### [Exercise details]
Only lines containing the string "Eigenschaften" belong in the answer; copy all of them from the entries.

+++ Data to examine +++

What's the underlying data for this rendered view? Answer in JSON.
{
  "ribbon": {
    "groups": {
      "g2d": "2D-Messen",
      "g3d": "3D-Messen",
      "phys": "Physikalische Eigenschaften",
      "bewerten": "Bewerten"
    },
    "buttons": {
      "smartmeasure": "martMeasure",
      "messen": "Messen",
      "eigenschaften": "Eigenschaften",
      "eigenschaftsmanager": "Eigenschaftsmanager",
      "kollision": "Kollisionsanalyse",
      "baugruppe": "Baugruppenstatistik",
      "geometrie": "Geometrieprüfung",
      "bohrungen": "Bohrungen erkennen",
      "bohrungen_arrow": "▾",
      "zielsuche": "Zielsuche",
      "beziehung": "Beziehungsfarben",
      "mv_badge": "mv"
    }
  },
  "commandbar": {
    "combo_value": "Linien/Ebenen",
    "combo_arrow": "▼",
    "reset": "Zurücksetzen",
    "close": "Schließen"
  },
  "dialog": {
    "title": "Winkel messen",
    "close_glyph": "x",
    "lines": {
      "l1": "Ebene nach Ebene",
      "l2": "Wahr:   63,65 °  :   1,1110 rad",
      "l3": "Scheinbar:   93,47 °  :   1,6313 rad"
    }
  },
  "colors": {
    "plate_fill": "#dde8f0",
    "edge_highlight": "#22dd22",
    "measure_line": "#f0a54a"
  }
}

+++

### [Solution to this exercise]
      "phys": "Physikalische Eigenschaften",
      "eigenschaften": "Eigenschaften",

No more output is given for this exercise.